I am aware, of course, that you haven't made your final choices on which of us "Archie Heroes" you plan to use, but if you do happen to use me, I want you to know I am completely on board with whatever changes and updates you may need to make with my back-story. I mean, I'm just spitballing here, but you could flesh out my origins, give me some powers, introduce a new villain, or even brutally murder my horrible, horrible shrew of a wife.

You may worry due to the fact that I am a married superhero, and you just got out of a bad relationship with a web-covered married man, but ever since my campy 60's revival as a henpecked superhero flopped, I've barely worked. Understand, Rosie was okay with the Web when he rescued her from the Black Dragon of Death, and she sure seemed okay with him when we fornicated that night. Marriage ended all that though, and soon she was emasculating me around the clock. We've actually been separated for years, but she wont grant me a divorce, so her credit problems are my credit problems, yet she CAN go out and publish a tell-all autobiography bashing me, and I can't do anything about it, because we're married! I mean what the FUCK, am I right? Do you have any idea how many times a day I'm asked to sign a copy of I Married a Super-Zero?

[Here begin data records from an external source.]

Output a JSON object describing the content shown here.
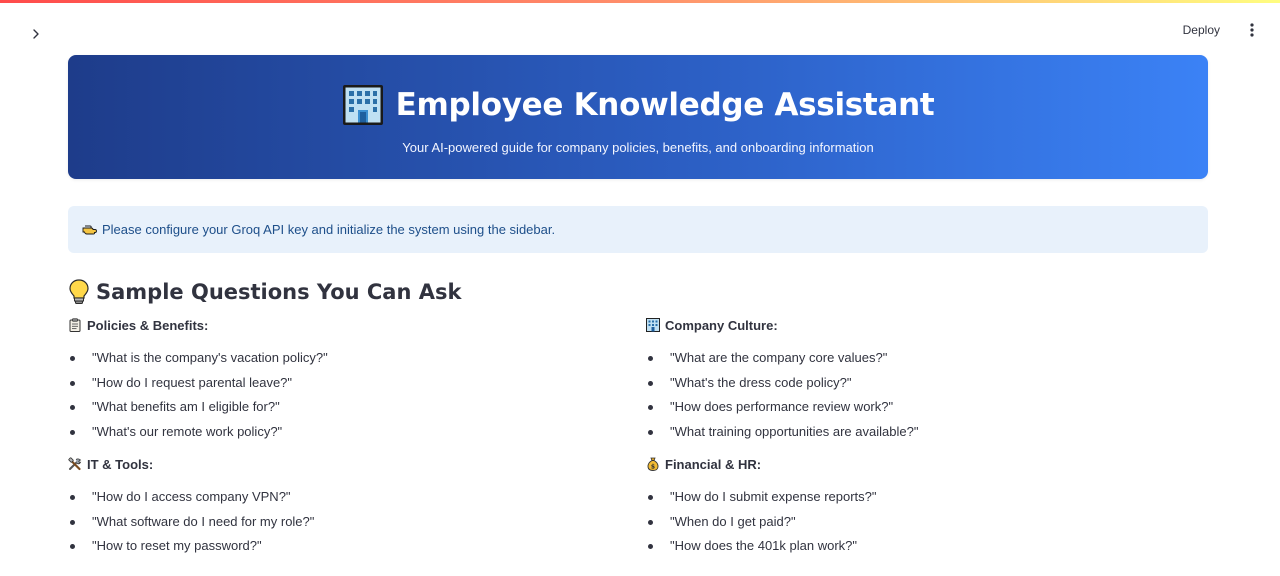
{
  "header": {
    "deploy_label": "Deploy",
    "icons": {
      "sidebar_toggle": "chevron-right-icon",
      "menu": "kebab-menu-icon"
    }
  },
  "hero": {
    "icon": "office-building-icon",
    "title": "Employee Knowledge Assistant",
    "subtitle": "Your AI-powered guide for company policies, benefits, and onboarding information",
    "gradient_start": "#1e3c8a",
    "gradient_end": "#3b82f6"
  },
  "info": {
    "icon": "pointing-hand-icon",
    "message": "Please configure your Groq API key and initialize the system using the sidebar.",
    "background": "#e8f1fb",
    "text_color": "#1e4f8a"
  },
  "samples": {
    "icon": "light-bulb-icon",
    "heading": "Sample Questions You Can Ask",
    "groups": [
      {
        "icon": "clipboard-icon",
        "title": "Policies & Benefits:",
        "questions": [
          "\"What is the company's vacation policy?\"",
          "\"How do I request parental leave?\"",
          "\"What benefits am I eligible for?\"",
          "\"What's our remote work policy?\""
        ]
      },
      {
        "icon": "tools-icon",
        "title": "IT & Tools:",
        "questions": [
          "\"How do I access company VPN?\"",
          "\"What software do I need for my role?\"",
          "\"How to reset my password?\""
        ]
      },
      {
        "icon": "office-building-icon",
        "title": "Company Culture:",
        "questions": [
          "\"What are the company core values?\"",
          "\"What's the dress code policy?\"",
          "\"How does performance review work?\"",
          "\"What training opportunities are available?\""
        ]
      },
      {
        "icon": "money-bag-icon",
        "title": "Financial & HR:",
        "questions": [
          "\"How do I submit expense reports?\"",
          "\"When do I get paid?\"",
          "\"How does the 401k plan work?\""
        ]
      }
    ]
  }
}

The last time I worked, I showed up to join the Red Circle version of the Mighty Crusaders, but when they asked me my name, I panicked and mumbled something about being the SON of John Raymond, so it was awkward for all of us when the girdle finally popped open.

I'm sorry, Mister Strazazcski, I may be revealing too much, but I want to make sure you understand how very, very open I am to talks of a storyline where I come home to find her hanging from her neck by her intestines, with blood pouring...

What I mean to say, Mister Stransydzki, is that every truly classic superhero needs to suffer a traumatic loss to be truly forged in the waters of super-herodom, and a traumatic loss may be necessary to sell The Web in this new, Segway-powered age. And if so, I stand fully prepared to discover Rosie's dismembered carcass stuffed hilariously in the refrigerator, wreak brutal vengeance on her killer (or killers and/or rapist/s), then move on with noble clarity into a new, unmarried superhero career. I'm sure you are well aware, sir of the current gory environment in the DC Universe, and I'm sure that you'll be aware that a hero might have to suffer the sudden and violent decapitation of a loved one just to make a mark in this new, violent and densely inhabited world. Should you need any further incentive, sir, please consider the $87 stapled to this letter to be that incentive.

In conclusion, if there's some way you can feed my mother-in-law into a woodchipper, it would be that much more poingnant, and I have a jar full of change on my dresser that is all yours....

Regards, The Web

The above piece does not reflect the views of the management, who loves his wife and her mom.
Thanks to Blockade Boy, from whom I liberated some of these panels.
Related Article: The Worst Spider-Marriage in Comics